Reproduce all lines of the listing below in which the word "JSON" occurs.

····················

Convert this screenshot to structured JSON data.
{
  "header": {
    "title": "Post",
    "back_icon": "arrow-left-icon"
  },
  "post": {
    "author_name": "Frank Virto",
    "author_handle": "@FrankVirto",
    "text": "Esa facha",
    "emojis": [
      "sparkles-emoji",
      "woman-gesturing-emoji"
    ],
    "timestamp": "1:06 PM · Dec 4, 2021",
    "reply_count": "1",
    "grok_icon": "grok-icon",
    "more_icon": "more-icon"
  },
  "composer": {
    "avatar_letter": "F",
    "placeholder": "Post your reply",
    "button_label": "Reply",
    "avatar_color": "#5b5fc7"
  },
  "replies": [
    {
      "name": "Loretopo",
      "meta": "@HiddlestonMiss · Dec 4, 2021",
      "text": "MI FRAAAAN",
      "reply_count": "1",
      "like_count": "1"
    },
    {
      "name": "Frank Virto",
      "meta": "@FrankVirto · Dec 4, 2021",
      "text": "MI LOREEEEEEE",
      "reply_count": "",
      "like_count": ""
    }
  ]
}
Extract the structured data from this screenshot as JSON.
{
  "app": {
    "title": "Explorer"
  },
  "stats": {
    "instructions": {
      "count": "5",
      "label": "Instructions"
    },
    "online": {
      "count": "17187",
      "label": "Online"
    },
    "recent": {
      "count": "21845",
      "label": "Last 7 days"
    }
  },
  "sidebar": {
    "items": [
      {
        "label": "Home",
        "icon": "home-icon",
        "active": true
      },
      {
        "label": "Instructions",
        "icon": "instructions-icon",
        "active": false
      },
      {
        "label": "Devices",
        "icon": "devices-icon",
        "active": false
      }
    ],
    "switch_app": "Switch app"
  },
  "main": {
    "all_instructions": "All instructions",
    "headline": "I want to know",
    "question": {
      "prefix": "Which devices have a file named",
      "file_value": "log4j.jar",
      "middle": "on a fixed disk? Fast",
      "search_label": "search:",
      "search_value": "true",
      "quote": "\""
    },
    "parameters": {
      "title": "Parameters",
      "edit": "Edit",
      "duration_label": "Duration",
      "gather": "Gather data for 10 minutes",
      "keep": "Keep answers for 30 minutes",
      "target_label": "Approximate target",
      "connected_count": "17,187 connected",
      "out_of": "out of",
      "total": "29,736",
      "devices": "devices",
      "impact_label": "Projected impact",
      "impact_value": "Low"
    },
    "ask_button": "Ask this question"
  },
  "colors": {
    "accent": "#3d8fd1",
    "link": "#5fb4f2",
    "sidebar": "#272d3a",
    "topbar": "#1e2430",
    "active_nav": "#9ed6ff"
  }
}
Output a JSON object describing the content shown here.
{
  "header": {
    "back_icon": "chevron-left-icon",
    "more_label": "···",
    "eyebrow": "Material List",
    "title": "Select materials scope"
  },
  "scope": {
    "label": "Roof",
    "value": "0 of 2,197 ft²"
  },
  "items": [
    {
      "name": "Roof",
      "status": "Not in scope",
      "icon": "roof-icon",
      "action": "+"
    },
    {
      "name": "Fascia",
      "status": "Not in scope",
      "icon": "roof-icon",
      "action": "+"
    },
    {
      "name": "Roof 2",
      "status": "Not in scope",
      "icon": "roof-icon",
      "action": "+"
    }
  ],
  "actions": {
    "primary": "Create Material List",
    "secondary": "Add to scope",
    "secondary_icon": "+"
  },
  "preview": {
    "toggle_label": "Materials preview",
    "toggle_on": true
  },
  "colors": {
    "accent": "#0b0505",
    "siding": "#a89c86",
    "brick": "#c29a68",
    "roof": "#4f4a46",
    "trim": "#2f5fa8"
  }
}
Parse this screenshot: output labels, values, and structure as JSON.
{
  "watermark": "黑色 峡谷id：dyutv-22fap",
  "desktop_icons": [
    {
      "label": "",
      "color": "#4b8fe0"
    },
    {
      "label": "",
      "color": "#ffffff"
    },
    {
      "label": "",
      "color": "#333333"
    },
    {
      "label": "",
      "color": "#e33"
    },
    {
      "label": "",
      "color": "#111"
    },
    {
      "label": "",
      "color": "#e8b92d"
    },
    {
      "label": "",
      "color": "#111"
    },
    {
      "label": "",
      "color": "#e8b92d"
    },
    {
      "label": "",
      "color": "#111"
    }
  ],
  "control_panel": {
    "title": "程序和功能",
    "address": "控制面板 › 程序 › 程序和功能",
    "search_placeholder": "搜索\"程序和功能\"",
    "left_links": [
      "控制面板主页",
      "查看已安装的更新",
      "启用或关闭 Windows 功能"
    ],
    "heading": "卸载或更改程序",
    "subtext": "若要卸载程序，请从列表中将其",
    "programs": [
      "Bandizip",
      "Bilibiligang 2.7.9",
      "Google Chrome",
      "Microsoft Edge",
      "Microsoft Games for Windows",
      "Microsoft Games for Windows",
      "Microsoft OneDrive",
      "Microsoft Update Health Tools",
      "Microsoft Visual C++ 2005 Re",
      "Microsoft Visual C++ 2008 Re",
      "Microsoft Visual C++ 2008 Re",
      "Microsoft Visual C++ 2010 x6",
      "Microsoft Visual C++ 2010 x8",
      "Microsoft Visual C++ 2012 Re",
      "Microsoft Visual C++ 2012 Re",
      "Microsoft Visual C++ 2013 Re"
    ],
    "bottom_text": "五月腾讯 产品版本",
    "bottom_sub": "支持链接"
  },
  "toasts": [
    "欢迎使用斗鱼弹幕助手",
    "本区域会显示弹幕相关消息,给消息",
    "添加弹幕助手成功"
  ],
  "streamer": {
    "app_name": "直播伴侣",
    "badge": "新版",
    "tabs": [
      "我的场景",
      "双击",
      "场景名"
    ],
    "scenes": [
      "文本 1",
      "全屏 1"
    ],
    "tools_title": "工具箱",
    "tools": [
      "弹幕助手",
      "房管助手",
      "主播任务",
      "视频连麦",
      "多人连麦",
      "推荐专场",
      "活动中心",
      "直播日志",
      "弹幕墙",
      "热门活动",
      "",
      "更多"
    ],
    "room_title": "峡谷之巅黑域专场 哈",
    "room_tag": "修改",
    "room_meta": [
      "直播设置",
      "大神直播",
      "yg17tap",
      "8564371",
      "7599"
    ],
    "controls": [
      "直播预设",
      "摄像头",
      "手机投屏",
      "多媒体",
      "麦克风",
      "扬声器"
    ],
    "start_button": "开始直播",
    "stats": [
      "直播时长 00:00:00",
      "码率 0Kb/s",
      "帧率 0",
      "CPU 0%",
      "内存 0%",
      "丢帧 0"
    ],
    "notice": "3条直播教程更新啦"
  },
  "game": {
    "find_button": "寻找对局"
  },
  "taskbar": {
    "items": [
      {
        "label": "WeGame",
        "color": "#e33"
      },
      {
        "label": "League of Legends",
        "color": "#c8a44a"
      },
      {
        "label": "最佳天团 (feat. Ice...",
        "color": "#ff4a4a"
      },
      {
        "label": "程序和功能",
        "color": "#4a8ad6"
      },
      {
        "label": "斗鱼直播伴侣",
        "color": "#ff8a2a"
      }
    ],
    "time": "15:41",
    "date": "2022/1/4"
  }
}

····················

** ANSWER SECTION **
Convert this screenshot to structured JSON data.
Extract the structured data from this screenshot as JSON.
Output a JSON object describing the content shown here.
Parse this screenshot: output labels, values, and structure as JSON.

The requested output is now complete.